Etymology. The species epithet recognizes the Republic of Panama, its people, and the many generations of scientists who have studied its geological and biological histories.
|Figure 14: Reconstruction of Isthminia. |
Life reconstruction of Isthminia panamensis, feeding on a flatfish, which would have been abundant in the neritic zone of the late Miocene equatorial seas of Panama.
Art by Julia Molnar. DOI: 10.7717/peerj.1227
|Figure 15: Stratigraphically calibrated phylogenetic tree of Inioidea. |
Time calibrated phylogenetic tree of select Delphinida, pruned from our consensus cladogram in Fig. 13, including Isthminia, with Delphinoidea collapsed. Stratigraphic range data derives from published accounts for each taxon, including global ranges. Geologic time scale based on Cohen et al. (2013). Calibration for major nodes depths follow mean divergence date estimates by McGowen, Spaulding & Gatesy (2009: table 3) for the following clades: a, Delphinida (24.75 Ma); b, Inioidea + Lipotes (22.15 Ma); c, Delphinoidea (18.66 Ma); and Inioidea (in open white circle, 16.68 Ma). All minor node depths are graphical heuristics, and not intended to reflect actual divergence dates. Arc indicates stem-based clade, Pan-Inia. Ecological habitat preference is based on depositional environment or extant habitat.
Abbreviations: Aquitan., Aquitanian; H., Holocene; Langh., Langhian; Mess., Messinian; P., Piacenzian; Ple., Pleistocene; Plioc., Pliocene; Serra., Serravallian; Zan., Zanclean. DOI: 10.7717/peerj.1227

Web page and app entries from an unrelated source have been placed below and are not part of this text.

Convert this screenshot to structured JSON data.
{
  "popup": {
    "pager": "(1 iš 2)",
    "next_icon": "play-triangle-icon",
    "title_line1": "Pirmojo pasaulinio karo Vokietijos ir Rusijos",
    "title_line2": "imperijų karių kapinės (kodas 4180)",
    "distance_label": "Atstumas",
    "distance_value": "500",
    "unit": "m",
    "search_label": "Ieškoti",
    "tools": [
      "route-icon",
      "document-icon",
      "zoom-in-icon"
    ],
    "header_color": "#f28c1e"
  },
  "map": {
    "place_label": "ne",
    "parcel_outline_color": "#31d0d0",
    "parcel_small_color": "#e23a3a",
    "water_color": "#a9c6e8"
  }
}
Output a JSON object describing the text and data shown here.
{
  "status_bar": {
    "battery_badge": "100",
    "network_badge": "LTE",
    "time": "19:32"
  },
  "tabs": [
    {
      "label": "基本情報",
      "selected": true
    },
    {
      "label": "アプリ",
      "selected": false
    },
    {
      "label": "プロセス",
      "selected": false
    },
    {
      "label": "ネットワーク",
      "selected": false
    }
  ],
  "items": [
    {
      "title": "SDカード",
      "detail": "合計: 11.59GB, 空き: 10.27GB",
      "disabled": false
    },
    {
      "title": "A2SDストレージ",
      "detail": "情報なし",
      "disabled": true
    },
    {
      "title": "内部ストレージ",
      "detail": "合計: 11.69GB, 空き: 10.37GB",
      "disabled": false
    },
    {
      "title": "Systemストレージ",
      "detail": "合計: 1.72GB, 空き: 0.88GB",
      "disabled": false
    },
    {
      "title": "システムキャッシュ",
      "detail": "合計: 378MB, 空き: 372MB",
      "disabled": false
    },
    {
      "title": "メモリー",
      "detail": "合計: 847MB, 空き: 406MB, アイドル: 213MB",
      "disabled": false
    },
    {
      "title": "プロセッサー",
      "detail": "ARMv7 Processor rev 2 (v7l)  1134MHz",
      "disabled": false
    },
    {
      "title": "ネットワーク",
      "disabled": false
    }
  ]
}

Pyenson, Vélez-Juarbe, Gutstein, Little, Vigil & O’Dea, 2015Life reconstruction of Isthminia panamensis, feeding on a flatfish, which would have been abundant in the neritic zone of the late Miocene equatorial seas of Panama.
Nicholas D. Pyenson, Jorge Vélez-Juarbe, Carolina S. Gutstein, Holly Little, Dioselina Vigil and Aaron O’Dea. 2015. Isthminia panamensis, A New Fossil inioid (Mammalia, Cetacea) from the Chagres Formation of Panama and the Evolution of ‘River Dolphins’ in the Americas. PeerJ. 3:e1227 DOI: 10.7717/peerj.1227